== Working data ==
+--

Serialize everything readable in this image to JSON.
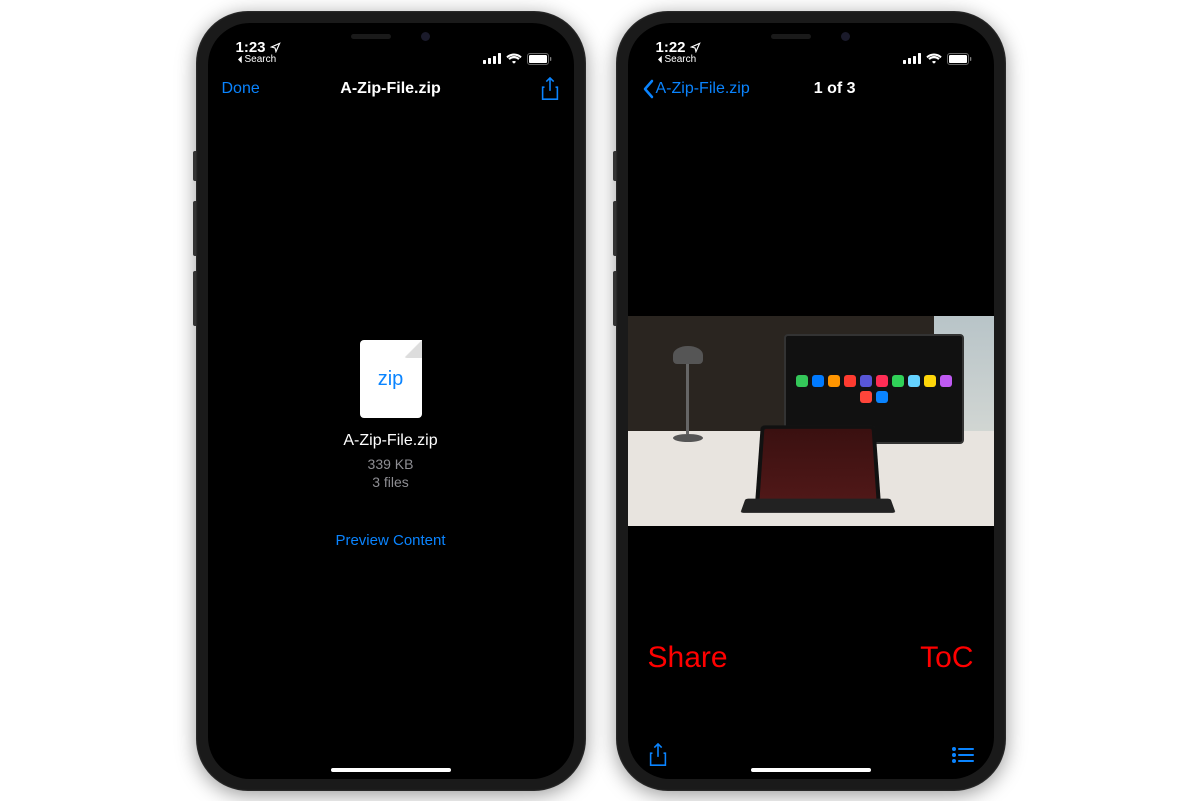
{
  "left": {
    "status": {
      "time": "1:23",
      "back_label": "Search"
    },
    "nav": {
      "left_label": "Done",
      "title": "A-Zip-File.zip"
    },
    "file": {
      "icon_text": "zip",
      "name": "A-Zip-File.zip",
      "size": "339 KB",
      "count": "3 files"
    },
    "preview_link": "Preview Content"
  },
  "right": {
    "status": {
      "time": "1:22",
      "back_label": "Search"
    },
    "nav": {
      "back_label": "A-Zip-File.zip",
      "title": "1 of 3"
    },
    "annotations": {
      "share": "Share",
      "toc": "ToC"
    }
  }
}
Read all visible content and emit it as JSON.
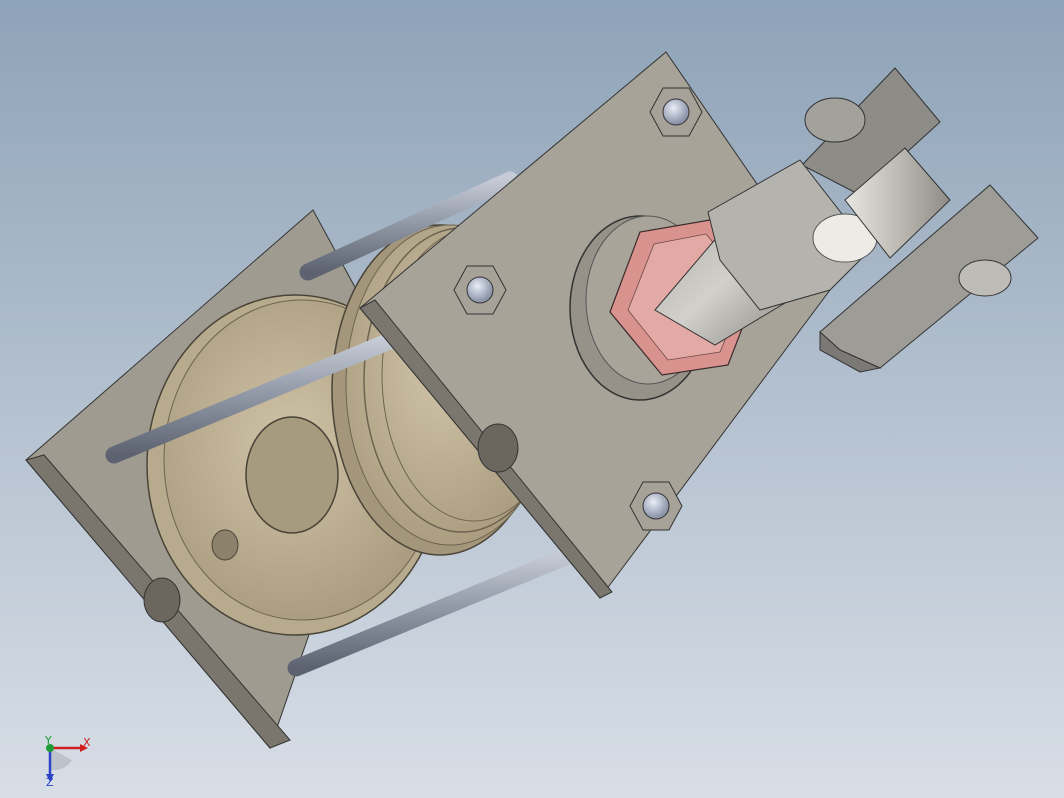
{
  "viewport": {
    "background_top": "#8ea3b8",
    "background_bottom": "#d8dee6"
  },
  "model": {
    "plate_color": "#a8a499",
    "plate_edge_color": "#6d6a62",
    "piston_color": "#b9ab90",
    "rod_color": "#8f96a4",
    "nut_color": "#d9938f",
    "clevis_color": "#a9a8a3"
  },
  "triad": {
    "x_label": "X",
    "y_label": "Y",
    "z_label": "Z",
    "x_color": "#d11f1f",
    "y_color": "#1e9d35",
    "z_color": "#2c43c8"
  }
}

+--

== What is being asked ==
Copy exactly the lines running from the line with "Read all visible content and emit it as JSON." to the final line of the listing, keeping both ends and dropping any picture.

== Result for this exercise ==
Read all visible content and emit it as JSON.
{
  "viewport": {
    "background_top": "#8ea3b8",
    "background_bottom": "#d8dee6"
  },
  "model": {
    "plate_color": "#a8a499",
    "plate_edge_color": "#6d6a62",
    "piston_color": "#b9ab90",
    "rod_color": "#8f96a4",
    "nut_color": "#d9938f",
    "clevis_color": "#a9a8a3"
  },
  "triad": {
    "x_label": "X",
    "y_label": "Y",
    "z_label": "Z",
    "x_color": "#d11f1f",
    "y_color": "#1e9d35",
    "z_color": "#2c43c8"
  }
}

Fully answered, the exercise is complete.